possible side effects include headache, diarrhea and abdominal pain. other serious stomach conditions may still exist. let your doctor do her job, and you do yours. ask if nexium is right for you. if you can't ford your medication, astrazeneca may be able to help. and finally tonight here, remembering an american artist. thomas kinkade, who called himself the painter of life. ignoring so many of his critics to paint for so many of you. here's abc's john donvan. >> reporter: he always talked about the light. and that was the thing. the glow in the skies. the bounce off the water. that the landscapes always delivered. every single one of them. and there were so many. thomas kinkade made painting a

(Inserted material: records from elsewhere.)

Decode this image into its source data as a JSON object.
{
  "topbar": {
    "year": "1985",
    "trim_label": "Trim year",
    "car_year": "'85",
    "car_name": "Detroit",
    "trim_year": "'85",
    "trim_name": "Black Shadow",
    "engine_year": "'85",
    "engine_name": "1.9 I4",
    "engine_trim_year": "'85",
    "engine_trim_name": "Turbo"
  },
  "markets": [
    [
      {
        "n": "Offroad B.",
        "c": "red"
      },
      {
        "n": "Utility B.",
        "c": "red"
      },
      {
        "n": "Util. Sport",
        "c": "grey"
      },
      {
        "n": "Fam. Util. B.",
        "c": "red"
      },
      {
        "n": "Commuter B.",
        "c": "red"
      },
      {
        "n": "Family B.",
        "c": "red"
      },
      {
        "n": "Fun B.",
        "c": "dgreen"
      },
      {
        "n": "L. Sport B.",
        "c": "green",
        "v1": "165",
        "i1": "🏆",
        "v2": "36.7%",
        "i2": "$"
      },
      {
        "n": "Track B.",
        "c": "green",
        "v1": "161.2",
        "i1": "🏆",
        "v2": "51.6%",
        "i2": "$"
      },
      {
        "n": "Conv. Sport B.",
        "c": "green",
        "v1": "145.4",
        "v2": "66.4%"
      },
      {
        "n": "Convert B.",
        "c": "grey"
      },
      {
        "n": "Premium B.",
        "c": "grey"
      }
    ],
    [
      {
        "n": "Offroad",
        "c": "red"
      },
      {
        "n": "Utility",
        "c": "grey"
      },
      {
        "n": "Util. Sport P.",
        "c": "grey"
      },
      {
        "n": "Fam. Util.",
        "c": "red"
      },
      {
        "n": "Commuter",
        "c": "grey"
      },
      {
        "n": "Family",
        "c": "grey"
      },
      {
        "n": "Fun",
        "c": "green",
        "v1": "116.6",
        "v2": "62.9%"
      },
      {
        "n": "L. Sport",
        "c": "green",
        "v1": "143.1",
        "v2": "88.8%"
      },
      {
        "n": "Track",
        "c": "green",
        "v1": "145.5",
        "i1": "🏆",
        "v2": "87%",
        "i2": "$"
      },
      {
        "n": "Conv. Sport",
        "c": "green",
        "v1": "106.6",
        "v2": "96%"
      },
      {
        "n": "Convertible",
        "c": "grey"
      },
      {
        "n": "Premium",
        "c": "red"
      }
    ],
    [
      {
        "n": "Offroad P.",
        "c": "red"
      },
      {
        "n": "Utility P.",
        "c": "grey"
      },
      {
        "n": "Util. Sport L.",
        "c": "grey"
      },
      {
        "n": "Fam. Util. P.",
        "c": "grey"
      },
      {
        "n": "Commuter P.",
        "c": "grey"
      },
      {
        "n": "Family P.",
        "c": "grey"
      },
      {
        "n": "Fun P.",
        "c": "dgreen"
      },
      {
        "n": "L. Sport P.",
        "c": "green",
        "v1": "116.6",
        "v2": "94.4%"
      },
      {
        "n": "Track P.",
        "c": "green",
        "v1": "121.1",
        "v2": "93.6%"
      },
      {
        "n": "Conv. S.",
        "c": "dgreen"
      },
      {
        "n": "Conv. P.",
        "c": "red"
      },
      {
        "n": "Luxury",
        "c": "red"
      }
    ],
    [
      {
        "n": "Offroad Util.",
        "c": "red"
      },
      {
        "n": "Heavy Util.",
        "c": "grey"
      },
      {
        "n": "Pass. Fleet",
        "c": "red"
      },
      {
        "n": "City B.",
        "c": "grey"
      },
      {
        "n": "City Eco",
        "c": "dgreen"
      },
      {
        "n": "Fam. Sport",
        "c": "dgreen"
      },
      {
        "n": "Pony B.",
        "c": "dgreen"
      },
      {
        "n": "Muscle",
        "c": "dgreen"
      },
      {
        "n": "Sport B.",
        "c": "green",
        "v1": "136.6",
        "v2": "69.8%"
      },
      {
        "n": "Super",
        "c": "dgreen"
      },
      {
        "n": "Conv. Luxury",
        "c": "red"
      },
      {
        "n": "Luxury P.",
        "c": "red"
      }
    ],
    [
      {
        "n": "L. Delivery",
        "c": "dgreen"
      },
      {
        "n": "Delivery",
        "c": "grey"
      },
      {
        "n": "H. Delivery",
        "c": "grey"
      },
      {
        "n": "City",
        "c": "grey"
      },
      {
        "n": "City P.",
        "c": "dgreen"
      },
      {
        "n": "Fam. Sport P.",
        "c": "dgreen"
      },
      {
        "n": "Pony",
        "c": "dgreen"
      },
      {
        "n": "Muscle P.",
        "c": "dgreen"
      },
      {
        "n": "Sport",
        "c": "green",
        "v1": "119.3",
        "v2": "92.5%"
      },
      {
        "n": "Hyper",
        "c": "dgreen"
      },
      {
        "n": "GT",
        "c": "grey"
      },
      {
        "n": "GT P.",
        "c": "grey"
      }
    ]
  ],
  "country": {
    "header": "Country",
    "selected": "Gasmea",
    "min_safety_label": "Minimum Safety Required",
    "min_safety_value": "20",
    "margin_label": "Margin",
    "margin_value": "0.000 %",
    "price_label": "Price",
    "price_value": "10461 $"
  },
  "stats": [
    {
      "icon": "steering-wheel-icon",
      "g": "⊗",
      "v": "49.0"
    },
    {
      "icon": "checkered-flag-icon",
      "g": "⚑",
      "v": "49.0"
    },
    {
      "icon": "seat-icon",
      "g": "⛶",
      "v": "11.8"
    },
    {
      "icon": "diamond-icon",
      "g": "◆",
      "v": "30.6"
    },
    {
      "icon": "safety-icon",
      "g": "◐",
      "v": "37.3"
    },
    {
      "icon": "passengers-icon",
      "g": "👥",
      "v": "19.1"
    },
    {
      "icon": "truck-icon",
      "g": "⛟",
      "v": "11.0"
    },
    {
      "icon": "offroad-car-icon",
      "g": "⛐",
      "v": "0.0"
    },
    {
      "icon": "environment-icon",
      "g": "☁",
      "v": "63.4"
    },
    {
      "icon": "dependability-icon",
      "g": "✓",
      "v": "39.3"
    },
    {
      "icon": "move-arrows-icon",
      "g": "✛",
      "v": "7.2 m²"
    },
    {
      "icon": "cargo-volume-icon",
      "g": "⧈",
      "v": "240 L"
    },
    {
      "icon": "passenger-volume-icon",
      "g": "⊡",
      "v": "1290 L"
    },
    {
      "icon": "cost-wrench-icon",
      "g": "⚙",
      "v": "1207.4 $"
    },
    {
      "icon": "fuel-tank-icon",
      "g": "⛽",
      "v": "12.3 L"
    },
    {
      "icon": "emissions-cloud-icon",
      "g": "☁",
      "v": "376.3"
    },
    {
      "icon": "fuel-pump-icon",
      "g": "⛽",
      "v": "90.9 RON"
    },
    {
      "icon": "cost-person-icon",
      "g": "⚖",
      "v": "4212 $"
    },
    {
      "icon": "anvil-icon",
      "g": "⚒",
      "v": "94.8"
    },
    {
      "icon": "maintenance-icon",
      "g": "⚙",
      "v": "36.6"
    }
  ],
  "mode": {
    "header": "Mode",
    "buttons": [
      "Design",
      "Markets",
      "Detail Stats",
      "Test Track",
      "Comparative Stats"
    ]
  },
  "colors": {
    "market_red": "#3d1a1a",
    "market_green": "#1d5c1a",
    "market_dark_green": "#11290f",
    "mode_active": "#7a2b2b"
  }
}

business proposition, mass produced his images, sold in galleries literally around the world. and made him a multimultimillionaire. >> this is just pure fun. >> reporter: though, some years back, when he appeared on "good morning america" and did a painting in 90 minutes, he talked about spirit and connecting. how when he started a painting, how he would always -- >> spend time to think about how i'm gonna use that painting to reach into someone's life, and maybe share a message of hope with that person. >> reporter: he'd been drawing since he was a kid, and his heroes were walt disney and norman rockwell. like them, he didn't make pictures for art snobs, but gave people what they wanted. indeed, his art is said to hang in the homes of 10 million americans. making walls into windows. and letting in the light. that was his signature. john donvan, abc news. washington. >> his work moved so many. i'll see you back here tomorrow night. good night. >> his work was good for so many.